Page and application data records:

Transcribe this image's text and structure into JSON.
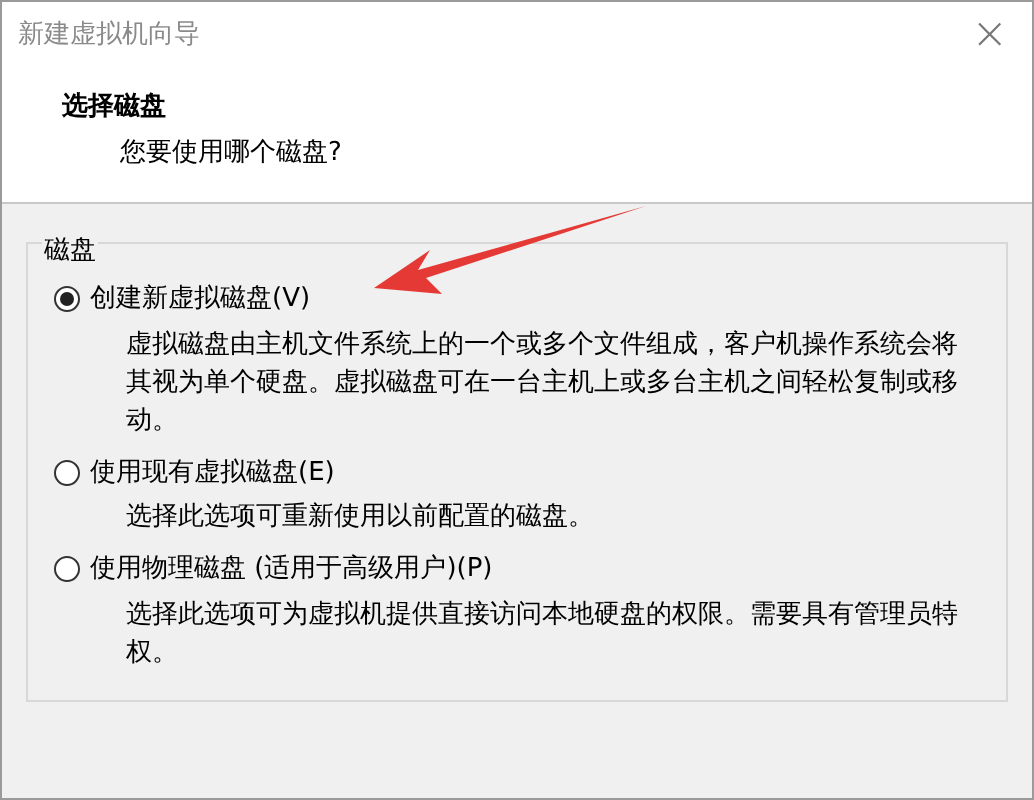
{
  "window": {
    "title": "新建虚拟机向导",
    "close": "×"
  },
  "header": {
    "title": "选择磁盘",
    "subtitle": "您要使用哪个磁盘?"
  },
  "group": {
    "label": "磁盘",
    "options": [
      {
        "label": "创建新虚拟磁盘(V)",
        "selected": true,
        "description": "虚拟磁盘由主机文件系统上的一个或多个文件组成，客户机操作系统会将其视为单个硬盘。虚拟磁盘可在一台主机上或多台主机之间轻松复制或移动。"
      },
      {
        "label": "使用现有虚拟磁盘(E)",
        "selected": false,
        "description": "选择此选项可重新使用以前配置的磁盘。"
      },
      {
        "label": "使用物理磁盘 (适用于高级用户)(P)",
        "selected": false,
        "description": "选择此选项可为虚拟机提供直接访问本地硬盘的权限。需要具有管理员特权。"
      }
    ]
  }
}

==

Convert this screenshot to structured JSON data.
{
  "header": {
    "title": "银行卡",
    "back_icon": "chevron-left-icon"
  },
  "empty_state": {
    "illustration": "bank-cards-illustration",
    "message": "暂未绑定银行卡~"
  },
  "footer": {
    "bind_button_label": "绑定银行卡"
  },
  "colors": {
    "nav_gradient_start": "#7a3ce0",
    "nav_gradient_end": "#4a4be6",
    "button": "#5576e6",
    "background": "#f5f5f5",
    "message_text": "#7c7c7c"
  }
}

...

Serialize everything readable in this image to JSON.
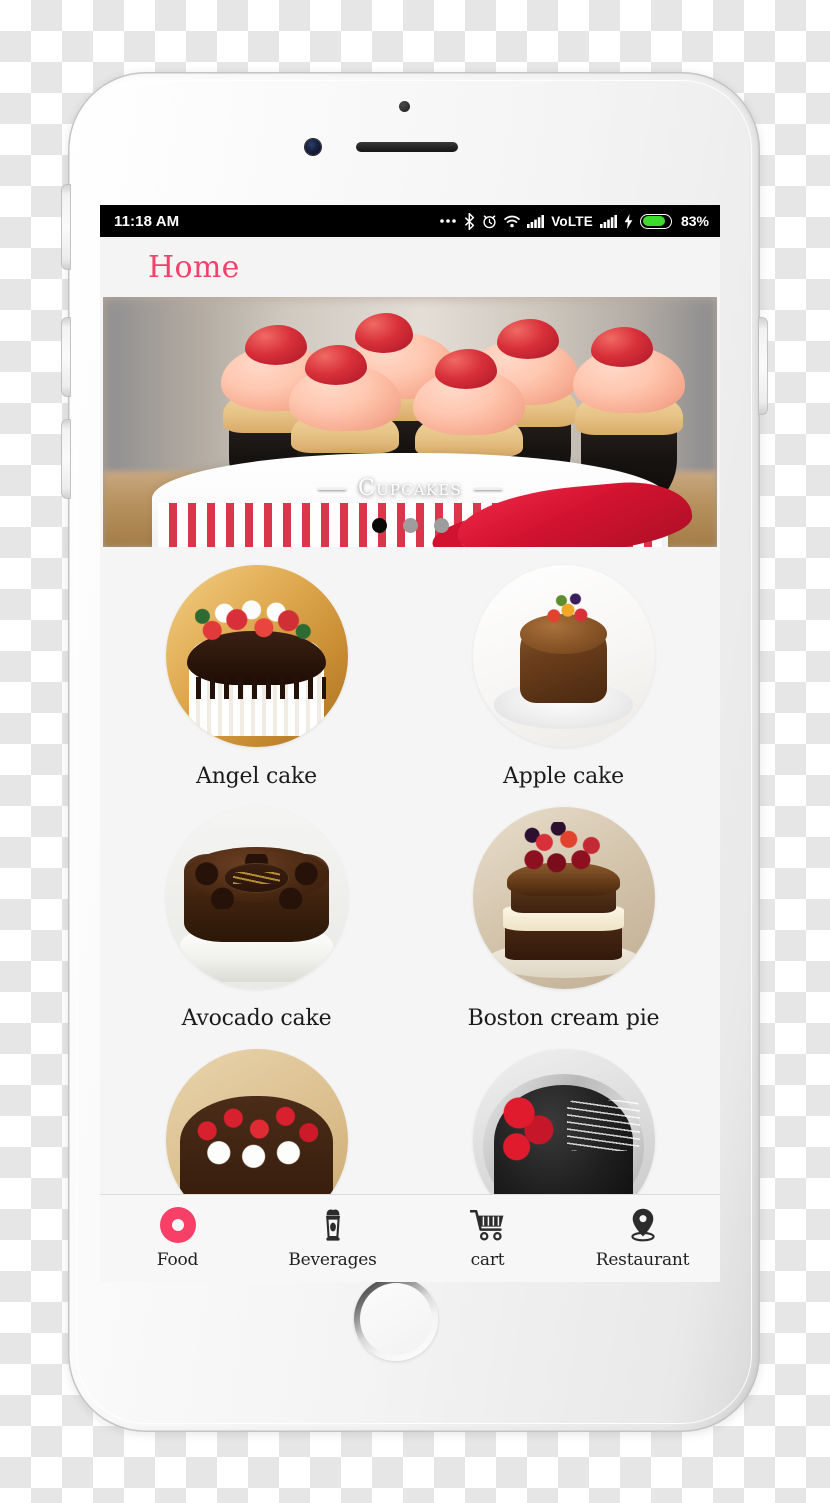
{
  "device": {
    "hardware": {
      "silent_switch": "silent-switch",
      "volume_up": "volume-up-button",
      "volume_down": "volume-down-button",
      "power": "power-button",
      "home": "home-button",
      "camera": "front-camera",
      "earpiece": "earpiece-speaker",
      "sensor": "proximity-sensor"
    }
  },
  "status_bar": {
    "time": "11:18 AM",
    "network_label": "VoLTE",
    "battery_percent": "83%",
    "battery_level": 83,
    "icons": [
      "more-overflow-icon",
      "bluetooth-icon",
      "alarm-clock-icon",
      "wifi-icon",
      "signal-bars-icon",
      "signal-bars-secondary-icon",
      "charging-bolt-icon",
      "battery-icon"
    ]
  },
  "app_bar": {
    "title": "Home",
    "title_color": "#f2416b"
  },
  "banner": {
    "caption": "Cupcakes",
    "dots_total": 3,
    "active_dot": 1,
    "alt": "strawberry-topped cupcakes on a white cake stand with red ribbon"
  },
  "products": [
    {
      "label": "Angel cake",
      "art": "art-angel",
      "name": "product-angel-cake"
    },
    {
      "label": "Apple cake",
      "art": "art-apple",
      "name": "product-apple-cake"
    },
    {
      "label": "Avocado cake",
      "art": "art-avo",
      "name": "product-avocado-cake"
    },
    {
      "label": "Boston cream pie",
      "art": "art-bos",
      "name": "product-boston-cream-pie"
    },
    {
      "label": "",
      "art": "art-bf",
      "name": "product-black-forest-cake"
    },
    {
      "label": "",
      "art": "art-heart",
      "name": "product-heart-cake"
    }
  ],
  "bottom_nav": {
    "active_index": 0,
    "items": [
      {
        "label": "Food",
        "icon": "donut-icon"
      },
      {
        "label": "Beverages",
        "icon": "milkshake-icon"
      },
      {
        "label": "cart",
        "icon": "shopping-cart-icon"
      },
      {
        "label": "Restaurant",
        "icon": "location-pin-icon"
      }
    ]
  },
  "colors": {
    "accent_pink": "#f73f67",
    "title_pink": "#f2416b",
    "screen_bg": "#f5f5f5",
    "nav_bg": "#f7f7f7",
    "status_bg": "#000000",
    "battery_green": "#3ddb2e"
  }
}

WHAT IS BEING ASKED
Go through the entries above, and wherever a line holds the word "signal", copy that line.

RESULT OF THIS TASK
      "signal-bars-icon",
      "signal-bars-secondary-icon",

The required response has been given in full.